Dataset rows describing interfaces
_____

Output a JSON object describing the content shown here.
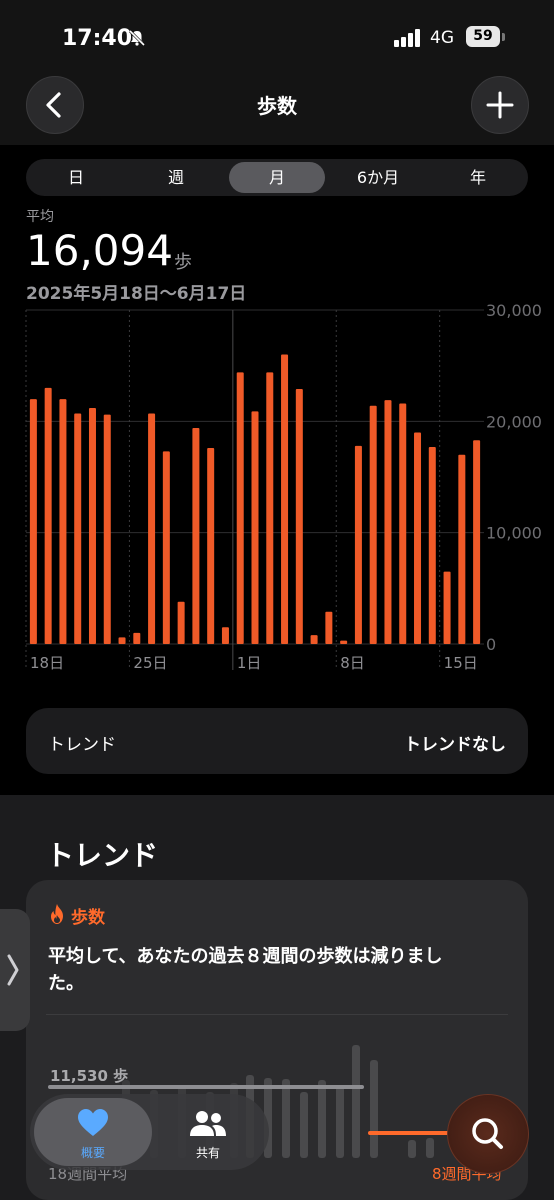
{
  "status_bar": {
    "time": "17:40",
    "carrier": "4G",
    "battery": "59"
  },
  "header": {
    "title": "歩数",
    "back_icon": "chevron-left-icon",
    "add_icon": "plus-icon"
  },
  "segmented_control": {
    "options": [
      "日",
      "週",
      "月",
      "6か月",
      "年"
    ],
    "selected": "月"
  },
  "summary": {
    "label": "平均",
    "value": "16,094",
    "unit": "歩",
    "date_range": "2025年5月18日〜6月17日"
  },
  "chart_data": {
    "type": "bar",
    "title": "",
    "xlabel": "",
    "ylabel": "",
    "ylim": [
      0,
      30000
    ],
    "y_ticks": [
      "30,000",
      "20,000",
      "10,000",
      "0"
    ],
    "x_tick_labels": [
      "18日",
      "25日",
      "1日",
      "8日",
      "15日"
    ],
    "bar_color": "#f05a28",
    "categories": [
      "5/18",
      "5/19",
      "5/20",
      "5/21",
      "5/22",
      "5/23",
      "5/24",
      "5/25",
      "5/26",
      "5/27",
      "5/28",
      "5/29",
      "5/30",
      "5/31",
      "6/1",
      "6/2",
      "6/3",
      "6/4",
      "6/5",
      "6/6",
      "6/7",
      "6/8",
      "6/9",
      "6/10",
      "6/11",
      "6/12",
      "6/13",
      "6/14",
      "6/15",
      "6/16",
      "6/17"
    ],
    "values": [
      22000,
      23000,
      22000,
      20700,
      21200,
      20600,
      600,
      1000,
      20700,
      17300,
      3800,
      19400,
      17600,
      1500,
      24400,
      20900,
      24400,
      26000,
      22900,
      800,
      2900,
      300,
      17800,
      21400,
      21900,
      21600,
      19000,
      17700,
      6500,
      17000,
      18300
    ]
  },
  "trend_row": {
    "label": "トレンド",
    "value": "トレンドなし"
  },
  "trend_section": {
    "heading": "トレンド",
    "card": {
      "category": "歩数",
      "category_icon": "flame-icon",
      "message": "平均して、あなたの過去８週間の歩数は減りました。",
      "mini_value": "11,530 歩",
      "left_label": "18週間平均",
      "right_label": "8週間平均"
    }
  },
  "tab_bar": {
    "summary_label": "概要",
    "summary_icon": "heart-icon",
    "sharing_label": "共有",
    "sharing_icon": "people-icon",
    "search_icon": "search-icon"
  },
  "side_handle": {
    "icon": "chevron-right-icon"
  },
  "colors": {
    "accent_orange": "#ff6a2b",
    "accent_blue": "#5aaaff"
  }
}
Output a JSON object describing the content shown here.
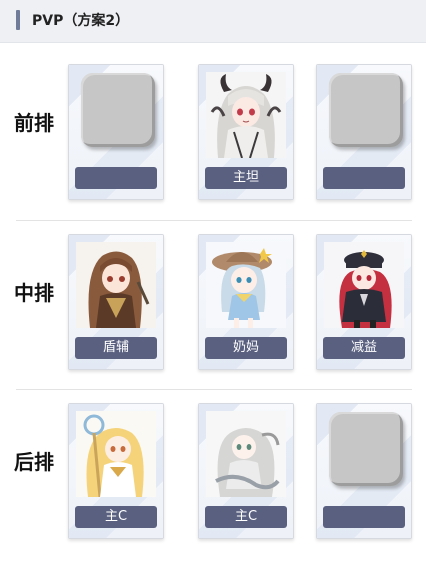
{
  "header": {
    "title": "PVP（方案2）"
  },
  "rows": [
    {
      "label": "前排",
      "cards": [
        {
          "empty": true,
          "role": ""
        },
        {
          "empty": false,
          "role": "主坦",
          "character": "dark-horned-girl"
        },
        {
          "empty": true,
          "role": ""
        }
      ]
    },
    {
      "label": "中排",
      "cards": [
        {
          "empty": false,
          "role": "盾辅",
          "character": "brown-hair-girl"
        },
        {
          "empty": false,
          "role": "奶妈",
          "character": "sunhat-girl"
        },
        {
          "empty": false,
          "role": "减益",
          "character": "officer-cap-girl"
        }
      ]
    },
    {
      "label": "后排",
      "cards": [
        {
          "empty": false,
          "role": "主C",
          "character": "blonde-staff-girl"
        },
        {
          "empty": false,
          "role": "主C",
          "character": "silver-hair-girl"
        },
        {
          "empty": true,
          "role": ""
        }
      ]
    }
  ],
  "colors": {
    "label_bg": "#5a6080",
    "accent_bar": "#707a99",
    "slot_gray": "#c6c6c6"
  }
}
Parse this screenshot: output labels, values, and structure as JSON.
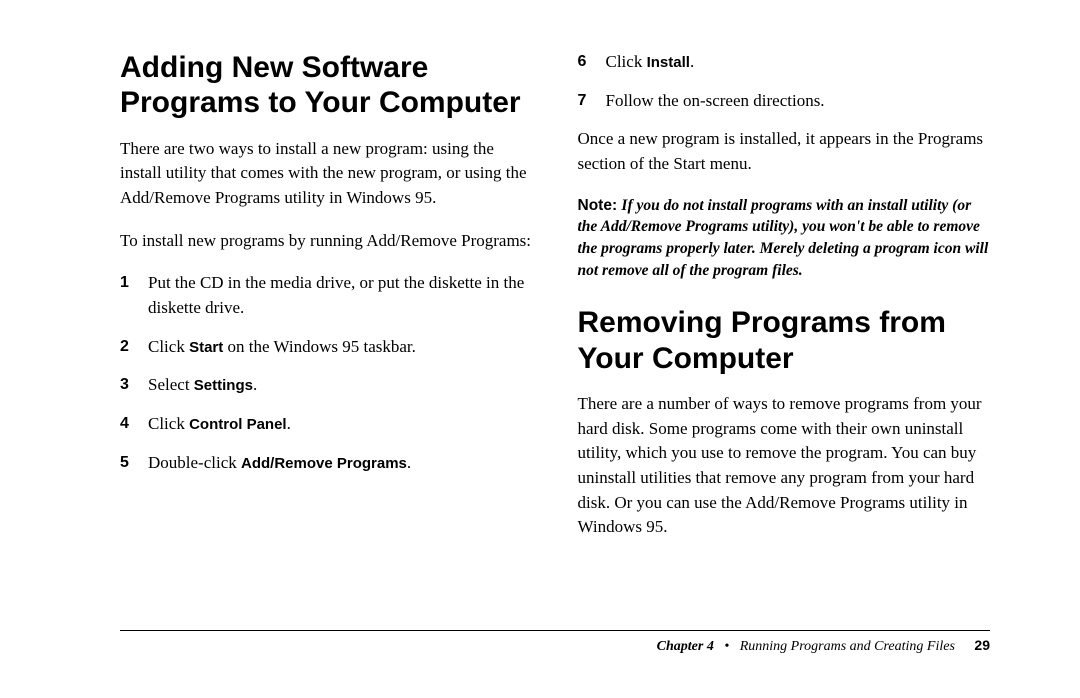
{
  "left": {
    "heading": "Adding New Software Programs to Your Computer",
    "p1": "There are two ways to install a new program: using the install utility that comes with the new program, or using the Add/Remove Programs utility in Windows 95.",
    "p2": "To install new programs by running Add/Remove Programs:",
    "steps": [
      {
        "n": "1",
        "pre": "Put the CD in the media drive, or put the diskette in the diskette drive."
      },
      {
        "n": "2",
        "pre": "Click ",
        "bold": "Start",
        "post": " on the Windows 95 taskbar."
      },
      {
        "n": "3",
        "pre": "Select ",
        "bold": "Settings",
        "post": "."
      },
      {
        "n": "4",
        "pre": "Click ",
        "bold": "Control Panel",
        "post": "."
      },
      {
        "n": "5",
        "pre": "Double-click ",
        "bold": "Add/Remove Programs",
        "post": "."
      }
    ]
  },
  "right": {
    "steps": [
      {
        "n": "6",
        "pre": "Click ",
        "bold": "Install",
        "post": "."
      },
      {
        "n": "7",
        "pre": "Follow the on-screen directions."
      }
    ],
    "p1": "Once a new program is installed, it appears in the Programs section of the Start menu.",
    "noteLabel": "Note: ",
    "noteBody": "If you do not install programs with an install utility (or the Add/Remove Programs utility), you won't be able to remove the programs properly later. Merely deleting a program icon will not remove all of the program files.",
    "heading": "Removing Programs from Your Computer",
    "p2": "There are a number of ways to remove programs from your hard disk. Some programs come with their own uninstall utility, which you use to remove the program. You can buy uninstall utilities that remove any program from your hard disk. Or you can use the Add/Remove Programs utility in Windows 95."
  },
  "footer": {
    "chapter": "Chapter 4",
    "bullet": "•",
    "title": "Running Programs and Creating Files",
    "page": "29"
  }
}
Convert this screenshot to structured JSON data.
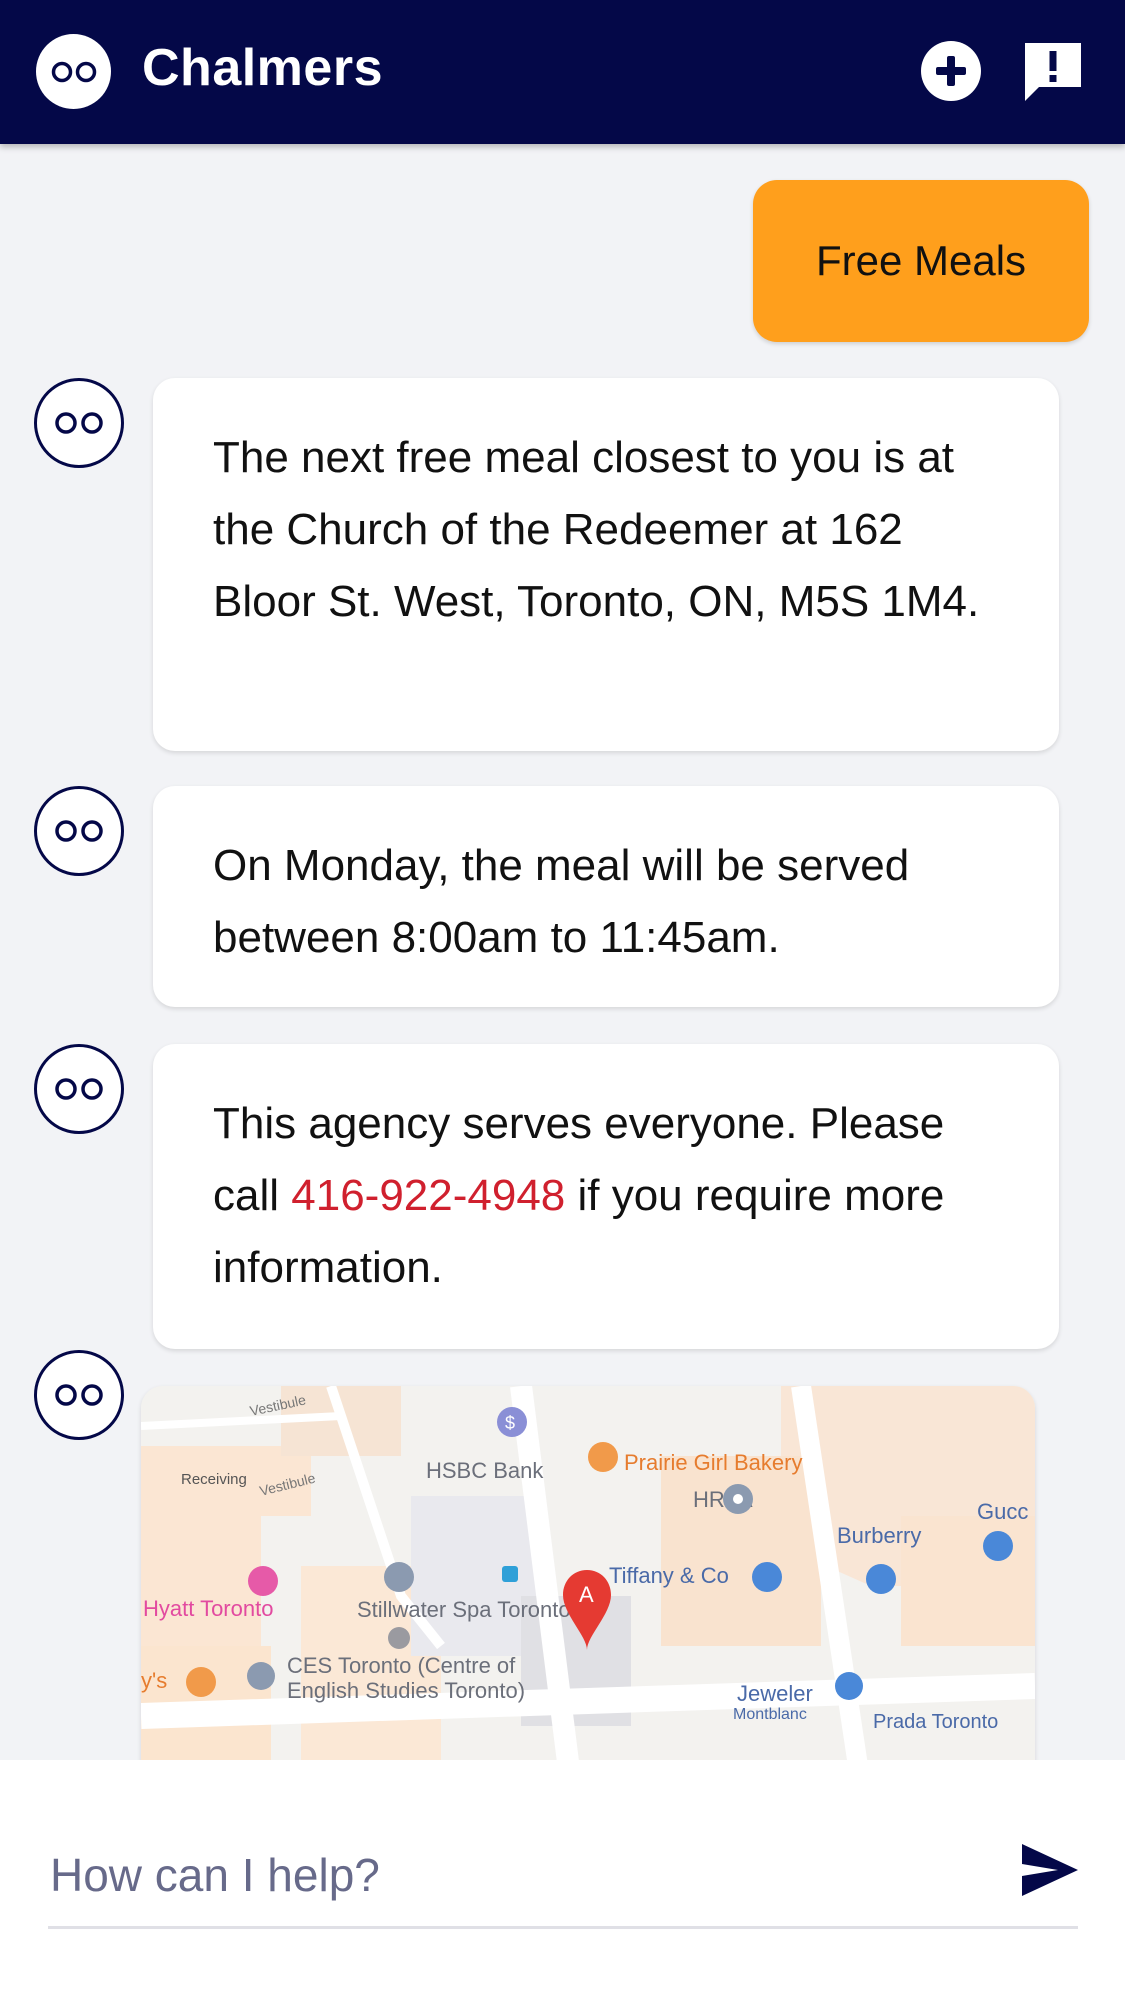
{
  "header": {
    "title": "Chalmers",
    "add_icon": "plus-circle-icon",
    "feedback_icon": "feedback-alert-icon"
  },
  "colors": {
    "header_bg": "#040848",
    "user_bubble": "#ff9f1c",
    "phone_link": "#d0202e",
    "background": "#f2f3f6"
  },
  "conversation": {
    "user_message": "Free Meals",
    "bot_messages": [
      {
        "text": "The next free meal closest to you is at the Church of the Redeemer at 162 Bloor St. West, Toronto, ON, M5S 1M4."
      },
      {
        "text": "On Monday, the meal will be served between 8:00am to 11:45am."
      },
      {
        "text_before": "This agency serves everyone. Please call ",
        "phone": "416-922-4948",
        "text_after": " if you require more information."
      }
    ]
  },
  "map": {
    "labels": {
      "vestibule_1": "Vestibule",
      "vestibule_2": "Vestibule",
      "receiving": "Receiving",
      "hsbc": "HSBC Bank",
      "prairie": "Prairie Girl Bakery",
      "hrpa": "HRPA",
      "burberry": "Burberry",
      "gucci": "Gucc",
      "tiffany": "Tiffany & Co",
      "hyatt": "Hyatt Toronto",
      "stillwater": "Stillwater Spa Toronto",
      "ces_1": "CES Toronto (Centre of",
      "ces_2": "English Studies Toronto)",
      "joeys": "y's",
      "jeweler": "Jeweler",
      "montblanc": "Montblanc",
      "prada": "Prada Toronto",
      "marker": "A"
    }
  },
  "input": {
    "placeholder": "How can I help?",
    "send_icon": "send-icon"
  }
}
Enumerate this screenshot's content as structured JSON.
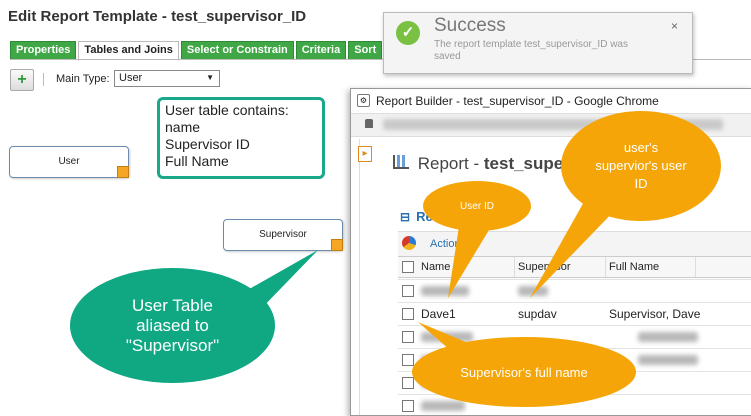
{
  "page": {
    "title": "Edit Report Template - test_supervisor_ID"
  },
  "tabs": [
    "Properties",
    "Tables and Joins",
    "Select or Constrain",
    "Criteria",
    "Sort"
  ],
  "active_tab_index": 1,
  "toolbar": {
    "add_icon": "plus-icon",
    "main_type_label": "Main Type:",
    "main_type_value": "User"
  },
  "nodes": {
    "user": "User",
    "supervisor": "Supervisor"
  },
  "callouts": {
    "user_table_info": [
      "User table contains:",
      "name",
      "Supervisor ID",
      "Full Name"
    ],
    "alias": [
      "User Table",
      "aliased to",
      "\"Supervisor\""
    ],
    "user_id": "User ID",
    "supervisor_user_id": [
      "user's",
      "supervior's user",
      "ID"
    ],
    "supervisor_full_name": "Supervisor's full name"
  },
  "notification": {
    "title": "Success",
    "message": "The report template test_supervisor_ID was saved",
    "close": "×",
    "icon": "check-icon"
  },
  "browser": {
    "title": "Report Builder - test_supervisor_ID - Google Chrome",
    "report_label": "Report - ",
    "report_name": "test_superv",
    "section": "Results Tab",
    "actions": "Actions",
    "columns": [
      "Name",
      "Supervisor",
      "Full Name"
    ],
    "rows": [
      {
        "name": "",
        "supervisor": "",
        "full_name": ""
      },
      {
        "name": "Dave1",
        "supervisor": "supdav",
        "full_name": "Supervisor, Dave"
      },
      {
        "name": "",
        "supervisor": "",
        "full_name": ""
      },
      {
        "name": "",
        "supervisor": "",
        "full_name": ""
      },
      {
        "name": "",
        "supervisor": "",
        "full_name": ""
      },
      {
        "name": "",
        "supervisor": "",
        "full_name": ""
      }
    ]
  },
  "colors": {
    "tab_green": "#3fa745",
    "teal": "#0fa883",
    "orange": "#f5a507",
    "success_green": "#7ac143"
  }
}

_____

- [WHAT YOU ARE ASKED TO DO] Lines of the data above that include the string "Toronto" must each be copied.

- [SOLUTION TO THIS TASK]
        "text": "The next free meal closest to you is at the Church of the Redeemer at 162 Bloor St. West, Toronto, ON, M5S 1M4."
      "hyatt": "Hyatt Toronto",
      "stillwater": "Stillwater Spa Toronto",
      "ces_1": "CES Toronto (Centre of",
      "ces_2": "English Studies Toronto)",
      "prada": "Prada Toronto",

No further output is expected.